• INSTRUCTIONS TO FOLLOW
Each line of the listing where the string "JSON" appears is to be identified and copied.

• SUPPLIED ENTRIES

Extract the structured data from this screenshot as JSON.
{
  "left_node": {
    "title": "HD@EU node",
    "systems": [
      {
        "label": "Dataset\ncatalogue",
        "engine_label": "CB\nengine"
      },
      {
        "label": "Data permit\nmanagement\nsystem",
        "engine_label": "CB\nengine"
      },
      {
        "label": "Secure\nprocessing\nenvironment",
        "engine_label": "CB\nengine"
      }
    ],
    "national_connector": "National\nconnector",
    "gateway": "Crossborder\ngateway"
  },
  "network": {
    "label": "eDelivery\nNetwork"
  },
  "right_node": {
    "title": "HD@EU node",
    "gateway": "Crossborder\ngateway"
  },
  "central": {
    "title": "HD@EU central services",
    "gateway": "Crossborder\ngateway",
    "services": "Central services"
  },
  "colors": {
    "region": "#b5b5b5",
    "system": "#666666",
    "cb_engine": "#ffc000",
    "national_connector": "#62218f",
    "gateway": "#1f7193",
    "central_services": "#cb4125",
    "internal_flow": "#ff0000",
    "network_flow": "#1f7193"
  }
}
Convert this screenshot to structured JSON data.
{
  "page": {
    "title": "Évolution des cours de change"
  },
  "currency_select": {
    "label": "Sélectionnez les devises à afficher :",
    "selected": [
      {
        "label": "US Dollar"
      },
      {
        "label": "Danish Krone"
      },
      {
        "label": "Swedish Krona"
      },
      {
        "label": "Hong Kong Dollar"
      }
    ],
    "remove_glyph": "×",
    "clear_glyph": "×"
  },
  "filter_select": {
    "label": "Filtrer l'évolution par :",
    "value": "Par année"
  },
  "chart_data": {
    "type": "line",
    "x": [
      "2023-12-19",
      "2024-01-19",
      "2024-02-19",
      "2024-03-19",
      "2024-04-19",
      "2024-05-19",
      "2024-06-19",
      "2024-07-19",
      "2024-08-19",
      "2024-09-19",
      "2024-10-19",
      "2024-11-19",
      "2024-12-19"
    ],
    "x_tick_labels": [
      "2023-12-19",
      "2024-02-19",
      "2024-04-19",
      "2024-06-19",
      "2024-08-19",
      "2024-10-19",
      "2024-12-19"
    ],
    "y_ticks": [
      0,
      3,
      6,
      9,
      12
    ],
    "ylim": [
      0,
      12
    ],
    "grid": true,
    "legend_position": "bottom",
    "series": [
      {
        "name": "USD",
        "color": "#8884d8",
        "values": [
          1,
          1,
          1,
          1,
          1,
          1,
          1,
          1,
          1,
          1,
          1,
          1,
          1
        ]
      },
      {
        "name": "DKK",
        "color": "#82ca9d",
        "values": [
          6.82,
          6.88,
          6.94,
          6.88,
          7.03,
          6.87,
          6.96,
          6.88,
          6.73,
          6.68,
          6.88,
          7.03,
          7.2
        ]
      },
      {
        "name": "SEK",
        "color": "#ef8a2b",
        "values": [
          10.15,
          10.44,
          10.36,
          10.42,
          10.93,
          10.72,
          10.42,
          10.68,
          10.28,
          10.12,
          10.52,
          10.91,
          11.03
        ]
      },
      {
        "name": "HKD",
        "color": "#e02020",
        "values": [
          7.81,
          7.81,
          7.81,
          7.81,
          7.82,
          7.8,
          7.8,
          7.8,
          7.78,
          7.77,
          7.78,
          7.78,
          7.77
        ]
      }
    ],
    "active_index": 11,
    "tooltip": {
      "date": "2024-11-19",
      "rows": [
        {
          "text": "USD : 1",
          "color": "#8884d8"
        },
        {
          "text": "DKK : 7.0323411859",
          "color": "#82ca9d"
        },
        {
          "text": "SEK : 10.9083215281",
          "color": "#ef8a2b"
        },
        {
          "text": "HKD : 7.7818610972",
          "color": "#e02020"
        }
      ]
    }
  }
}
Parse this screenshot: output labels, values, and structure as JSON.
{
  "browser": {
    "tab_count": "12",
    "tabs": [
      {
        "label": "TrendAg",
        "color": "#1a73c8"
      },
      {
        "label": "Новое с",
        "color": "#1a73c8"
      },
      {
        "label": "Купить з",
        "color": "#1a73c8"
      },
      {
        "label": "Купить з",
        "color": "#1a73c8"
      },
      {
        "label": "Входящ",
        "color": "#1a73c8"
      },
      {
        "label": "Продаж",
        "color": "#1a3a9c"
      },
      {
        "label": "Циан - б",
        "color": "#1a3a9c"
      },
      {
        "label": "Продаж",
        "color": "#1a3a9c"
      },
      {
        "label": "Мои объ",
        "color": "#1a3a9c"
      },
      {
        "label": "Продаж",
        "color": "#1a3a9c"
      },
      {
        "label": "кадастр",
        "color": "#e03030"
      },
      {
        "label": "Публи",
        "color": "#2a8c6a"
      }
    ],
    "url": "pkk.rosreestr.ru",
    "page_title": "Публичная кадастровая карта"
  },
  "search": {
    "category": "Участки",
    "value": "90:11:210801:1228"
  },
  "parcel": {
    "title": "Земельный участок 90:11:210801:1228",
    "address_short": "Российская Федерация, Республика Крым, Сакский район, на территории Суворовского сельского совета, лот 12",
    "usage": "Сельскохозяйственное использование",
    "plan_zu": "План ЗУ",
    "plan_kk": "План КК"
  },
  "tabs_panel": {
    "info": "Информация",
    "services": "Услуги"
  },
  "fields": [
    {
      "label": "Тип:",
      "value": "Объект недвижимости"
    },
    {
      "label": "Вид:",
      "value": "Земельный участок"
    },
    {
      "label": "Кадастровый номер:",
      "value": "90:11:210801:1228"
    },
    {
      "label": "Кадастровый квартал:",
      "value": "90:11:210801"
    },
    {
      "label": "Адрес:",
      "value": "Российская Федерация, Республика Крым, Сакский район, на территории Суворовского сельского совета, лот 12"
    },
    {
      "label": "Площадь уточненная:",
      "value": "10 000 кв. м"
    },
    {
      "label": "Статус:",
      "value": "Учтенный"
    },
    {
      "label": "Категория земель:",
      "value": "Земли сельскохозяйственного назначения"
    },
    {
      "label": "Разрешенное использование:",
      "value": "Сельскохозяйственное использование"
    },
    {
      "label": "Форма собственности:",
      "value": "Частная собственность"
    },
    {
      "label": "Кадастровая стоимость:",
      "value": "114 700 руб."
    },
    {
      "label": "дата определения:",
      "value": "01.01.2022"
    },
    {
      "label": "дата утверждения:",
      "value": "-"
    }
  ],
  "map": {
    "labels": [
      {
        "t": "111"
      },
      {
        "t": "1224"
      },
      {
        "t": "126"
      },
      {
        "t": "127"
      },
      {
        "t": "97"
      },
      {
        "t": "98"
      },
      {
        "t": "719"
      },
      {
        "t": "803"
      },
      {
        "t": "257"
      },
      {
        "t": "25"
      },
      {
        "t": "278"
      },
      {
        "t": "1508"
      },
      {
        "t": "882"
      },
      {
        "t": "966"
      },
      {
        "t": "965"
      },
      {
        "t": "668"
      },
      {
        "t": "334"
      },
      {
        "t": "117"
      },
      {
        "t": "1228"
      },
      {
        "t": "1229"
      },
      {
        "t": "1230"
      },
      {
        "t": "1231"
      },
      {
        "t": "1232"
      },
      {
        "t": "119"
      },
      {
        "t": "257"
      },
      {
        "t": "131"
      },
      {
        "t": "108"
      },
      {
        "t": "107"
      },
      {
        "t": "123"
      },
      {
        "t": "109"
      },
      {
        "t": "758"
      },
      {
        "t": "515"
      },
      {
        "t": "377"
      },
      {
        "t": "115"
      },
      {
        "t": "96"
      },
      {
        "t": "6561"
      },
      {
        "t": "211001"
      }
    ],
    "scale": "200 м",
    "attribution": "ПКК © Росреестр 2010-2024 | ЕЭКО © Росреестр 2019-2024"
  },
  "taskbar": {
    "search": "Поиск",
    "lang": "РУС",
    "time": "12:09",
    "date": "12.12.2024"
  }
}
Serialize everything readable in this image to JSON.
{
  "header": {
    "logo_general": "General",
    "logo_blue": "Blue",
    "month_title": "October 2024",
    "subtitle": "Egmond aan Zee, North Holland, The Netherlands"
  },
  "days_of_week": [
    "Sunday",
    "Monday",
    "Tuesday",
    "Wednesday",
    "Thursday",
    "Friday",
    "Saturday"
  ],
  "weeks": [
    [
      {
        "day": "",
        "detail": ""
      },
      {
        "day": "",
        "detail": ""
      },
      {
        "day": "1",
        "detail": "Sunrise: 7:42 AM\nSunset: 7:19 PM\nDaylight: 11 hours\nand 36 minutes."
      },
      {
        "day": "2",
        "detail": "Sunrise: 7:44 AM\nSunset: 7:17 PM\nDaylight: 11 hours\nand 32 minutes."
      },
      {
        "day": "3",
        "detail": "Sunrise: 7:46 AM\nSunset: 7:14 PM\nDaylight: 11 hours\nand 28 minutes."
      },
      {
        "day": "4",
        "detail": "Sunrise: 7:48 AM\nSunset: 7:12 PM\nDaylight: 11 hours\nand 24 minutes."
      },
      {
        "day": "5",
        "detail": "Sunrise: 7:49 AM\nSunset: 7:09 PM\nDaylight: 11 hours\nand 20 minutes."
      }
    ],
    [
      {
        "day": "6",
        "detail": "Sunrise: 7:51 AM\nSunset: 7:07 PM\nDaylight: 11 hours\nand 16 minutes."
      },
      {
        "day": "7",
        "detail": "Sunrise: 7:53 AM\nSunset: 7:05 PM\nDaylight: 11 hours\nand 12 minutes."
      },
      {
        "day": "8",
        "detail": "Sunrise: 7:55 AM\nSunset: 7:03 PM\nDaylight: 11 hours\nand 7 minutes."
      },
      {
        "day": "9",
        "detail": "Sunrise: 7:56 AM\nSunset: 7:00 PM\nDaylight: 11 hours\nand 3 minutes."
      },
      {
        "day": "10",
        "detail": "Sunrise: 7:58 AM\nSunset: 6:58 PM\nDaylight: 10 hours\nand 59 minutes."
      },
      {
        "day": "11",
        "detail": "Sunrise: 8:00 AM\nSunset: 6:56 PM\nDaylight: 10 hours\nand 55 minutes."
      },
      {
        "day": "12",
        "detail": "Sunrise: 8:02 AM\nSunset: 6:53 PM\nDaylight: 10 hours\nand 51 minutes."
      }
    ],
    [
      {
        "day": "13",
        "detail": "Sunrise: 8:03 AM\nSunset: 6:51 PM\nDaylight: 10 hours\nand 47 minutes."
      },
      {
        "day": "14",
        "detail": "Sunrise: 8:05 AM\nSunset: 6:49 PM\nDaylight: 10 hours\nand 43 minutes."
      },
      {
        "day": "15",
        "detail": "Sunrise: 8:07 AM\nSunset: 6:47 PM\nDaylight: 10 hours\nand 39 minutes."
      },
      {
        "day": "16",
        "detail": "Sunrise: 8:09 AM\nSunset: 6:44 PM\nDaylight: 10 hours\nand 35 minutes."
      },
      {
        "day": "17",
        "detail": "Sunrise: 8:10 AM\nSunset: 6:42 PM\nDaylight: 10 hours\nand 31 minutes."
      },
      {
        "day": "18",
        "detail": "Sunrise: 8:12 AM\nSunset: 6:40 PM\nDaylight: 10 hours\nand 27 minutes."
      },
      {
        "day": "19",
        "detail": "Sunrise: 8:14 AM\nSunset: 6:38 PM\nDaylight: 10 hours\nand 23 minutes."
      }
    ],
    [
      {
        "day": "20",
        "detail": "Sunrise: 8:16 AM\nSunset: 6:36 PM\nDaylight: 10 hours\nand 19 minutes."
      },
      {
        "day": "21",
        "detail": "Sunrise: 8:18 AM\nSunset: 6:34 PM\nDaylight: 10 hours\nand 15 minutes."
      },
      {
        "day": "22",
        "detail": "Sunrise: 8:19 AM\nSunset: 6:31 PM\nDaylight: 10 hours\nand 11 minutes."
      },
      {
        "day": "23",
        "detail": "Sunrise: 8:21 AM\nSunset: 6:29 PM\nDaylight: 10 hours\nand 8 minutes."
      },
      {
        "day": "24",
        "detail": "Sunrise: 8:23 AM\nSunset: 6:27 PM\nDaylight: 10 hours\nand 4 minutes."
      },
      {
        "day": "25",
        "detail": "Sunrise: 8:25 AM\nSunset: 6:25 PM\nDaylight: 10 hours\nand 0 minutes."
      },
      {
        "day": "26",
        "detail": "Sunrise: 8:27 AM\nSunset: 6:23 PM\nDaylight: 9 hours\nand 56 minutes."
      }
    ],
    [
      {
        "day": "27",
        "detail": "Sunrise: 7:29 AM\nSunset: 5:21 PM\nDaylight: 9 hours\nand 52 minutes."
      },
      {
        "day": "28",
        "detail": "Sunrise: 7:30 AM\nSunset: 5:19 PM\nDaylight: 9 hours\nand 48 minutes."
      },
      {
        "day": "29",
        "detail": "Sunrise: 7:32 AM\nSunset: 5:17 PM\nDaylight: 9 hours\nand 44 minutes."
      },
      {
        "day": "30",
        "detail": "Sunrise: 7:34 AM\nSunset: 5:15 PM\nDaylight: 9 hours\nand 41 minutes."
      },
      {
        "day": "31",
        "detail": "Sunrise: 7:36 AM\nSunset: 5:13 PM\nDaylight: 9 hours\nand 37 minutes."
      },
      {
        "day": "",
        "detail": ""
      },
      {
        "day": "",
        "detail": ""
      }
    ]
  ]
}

• RESULT
Extract the structured data from this screenshot as JSON.
Convert this screenshot to structured JSON data.
Parse this screenshot: output labels, values, and structure as JSON.
Serialize everything readable in this image to JSON.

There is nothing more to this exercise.